(Website and app data records)
=== Section Start ===

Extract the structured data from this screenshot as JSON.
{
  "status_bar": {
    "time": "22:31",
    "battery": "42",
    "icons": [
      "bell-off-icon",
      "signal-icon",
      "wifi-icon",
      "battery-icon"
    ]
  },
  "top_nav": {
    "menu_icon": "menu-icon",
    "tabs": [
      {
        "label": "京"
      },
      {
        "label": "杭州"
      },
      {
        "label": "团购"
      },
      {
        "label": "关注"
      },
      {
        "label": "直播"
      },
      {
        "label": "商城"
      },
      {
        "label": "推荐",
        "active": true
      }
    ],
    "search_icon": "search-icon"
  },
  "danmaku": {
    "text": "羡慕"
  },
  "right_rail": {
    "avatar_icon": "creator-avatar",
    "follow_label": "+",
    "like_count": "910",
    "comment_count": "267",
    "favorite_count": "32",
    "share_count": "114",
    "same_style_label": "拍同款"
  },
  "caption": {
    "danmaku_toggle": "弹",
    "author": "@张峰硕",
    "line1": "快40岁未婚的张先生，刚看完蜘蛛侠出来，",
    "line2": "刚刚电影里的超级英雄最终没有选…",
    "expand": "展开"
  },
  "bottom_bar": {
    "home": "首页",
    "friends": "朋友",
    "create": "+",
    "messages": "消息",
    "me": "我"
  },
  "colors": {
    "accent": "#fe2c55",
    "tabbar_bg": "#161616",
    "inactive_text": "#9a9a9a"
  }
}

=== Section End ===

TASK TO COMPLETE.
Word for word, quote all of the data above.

RESULT OF THIS EXERCISE.
Extract the structured data from this screenshot as JSON.
{
  "status_bar": {
    "time": "22:31",
    "battery": "42",
    "icons": [
      "bell-off-icon",
      "signal-icon",
      "wifi-icon",
      "battery-icon"
    ]
  },
  "top_nav": {
    "menu_icon": "menu-icon",
    "tabs": [
      {
        "label": "京"
      },
      {
        "label": "杭州"
      },
      {
        "label": "团购"
      },
      {
        "label": "关注"
      },
      {
        "label": "直播"
      },
      {
        "label": "商城"
      },
      {
        "label": "推荐",
        "active": true
      }
    ],
    "search_icon": "search-icon"
  },
  "danmaku": {
    "text": "羡慕"
  },
  "right_rail": {
    "avatar_icon": "creator-avatar",
    "follow_label": "+",
    "like_count": "910",
    "comment_count": "267",
    "favorite_count": "32",
    "share_count": "114",
    "same_style_label": "拍同款"
  },
  "caption": {
    "danmaku_toggle": "弹",
    "author": "@张峰硕",
    "line1": "快40岁未婚的张先生，刚看完蜘蛛侠出来，",
    "line2": "刚刚电影里的超级英雄最终没有选…",
    "expand": "展开"
  },
  "bottom_bar": {
    "home": "首页",
    "friends": "朋友",
    "create": "+",
    "messages": "消息",
    "me": "我"
  },
  "colors": {
    "accent": "#fe2c55",
    "tabbar_bg": "#161616",
    "inactive_text": "#9a9a9a"
  }
}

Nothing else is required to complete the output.